_Records for processing:_
== Segment start ==
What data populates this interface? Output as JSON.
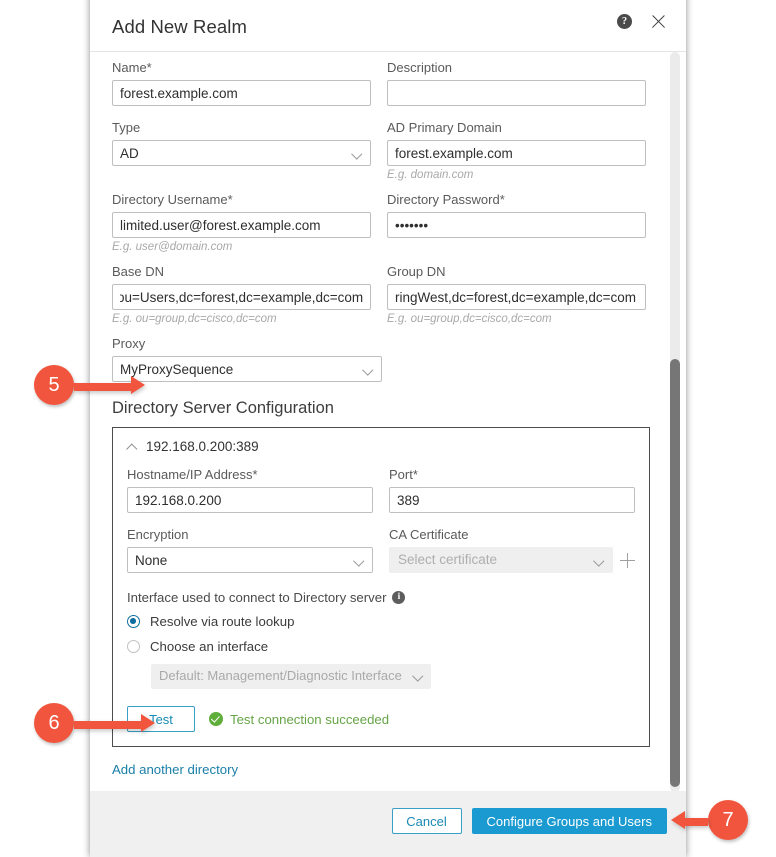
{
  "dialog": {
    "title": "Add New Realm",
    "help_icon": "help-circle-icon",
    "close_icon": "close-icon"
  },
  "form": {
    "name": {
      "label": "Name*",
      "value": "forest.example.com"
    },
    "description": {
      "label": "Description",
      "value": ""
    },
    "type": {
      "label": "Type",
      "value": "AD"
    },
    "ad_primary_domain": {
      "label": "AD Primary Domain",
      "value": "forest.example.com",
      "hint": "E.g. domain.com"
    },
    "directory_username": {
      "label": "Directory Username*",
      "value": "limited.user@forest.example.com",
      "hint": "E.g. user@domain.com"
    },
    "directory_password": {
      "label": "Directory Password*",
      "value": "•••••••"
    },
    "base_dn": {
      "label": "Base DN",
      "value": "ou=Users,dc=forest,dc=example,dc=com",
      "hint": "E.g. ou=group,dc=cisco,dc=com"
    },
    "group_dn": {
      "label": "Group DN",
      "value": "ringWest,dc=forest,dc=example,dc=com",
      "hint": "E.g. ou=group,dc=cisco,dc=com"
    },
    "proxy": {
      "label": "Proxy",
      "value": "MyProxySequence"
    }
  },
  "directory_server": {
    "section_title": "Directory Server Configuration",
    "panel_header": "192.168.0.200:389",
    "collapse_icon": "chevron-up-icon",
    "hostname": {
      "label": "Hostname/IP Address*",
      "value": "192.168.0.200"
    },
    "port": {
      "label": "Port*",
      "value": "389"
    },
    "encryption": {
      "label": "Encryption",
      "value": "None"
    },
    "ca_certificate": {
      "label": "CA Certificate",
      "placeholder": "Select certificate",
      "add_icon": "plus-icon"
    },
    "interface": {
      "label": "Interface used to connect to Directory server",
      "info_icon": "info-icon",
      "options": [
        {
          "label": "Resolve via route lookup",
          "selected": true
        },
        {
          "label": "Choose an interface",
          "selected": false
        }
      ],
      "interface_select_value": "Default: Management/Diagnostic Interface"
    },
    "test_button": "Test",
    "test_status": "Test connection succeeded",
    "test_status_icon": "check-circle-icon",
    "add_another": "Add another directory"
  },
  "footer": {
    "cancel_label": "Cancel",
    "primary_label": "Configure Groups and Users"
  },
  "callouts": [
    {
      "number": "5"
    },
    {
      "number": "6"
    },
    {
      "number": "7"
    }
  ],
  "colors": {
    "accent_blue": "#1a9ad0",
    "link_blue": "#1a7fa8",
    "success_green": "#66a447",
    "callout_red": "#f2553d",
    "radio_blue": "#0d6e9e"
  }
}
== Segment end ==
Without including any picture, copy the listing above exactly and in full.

What data populates this interface? Output as JSON.
{
  "dialog": {
    "title": "Add New Realm",
    "help_icon": "help-circle-icon",
    "close_icon": "close-icon"
  },
  "form": {
    "name": {
      "label": "Name*",
      "value": "forest.example.com"
    },
    "description": {
      "label": "Description",
      "value": ""
    },
    "type": {
      "label": "Type",
      "value": "AD"
    },
    "ad_primary_domain": {
      "label": "AD Primary Domain",
      "value": "forest.example.com",
      "hint": "E.g. domain.com"
    },
    "directory_username": {
      "label": "Directory Username*",
      "value": "limited.user@forest.example.com",
      "hint": "E.g. user@domain.com"
    },
    "directory_password": {
      "label": "Directory Password*",
      "value": "•••••••"
    },
    "base_dn": {
      "label": "Base DN",
      "value": "ou=Users,dc=forest,dc=example,dc=com",
      "hint": "E.g. ou=group,dc=cisco,dc=com"
    },
    "group_dn": {
      "label": "Group DN",
      "value": "ringWest,dc=forest,dc=example,dc=com",
      "hint": "E.g. ou=group,dc=cisco,dc=com"
    },
    "proxy": {
      "label": "Proxy",
      "value": "MyProxySequence"
    }
  },
  "directory_server": {
    "section_title": "Directory Server Configuration",
    "panel_header": "192.168.0.200:389",
    "collapse_icon": "chevron-up-icon",
    "hostname": {
      "label": "Hostname/IP Address*",
      "value": "192.168.0.200"
    },
    "port": {
      "label": "Port*",
      "value": "389"
    },
    "encryption": {
      "label": "Encryption",
      "value": "None"
    },
    "ca_certificate": {
      "label": "CA Certificate",
      "placeholder": "Select certificate",
      "add_icon": "plus-icon"
    },
    "interface": {
      "label": "Interface used to connect to Directory server",
      "info_icon": "info-icon",
      "options": [
        {
          "label": "Resolve via route lookup",
          "selected": true
        },
        {
          "label": "Choose an interface",
          "selected": false
        }
      ],
      "interface_select_value": "Default: Management/Diagnostic Interface"
    },
    "test_button": "Test",
    "test_status": "Test connection succeeded",
    "test_status_icon": "check-circle-icon",
    "add_another": "Add another directory"
  },
  "footer": {
    "cancel_label": "Cancel",
    "primary_label": "Configure Groups and Users"
  },
  "callouts": [
    {
      "number": "5"
    },
    {
      "number": "6"
    },
    {
      "number": "7"
    }
  ],
  "colors": {
    "accent_blue": "#1a9ad0",
    "link_blue": "#1a7fa8",
    "success_green": "#66a447",
    "callout_red": "#f2553d",
    "radio_blue": "#0d6e9e"
  }
}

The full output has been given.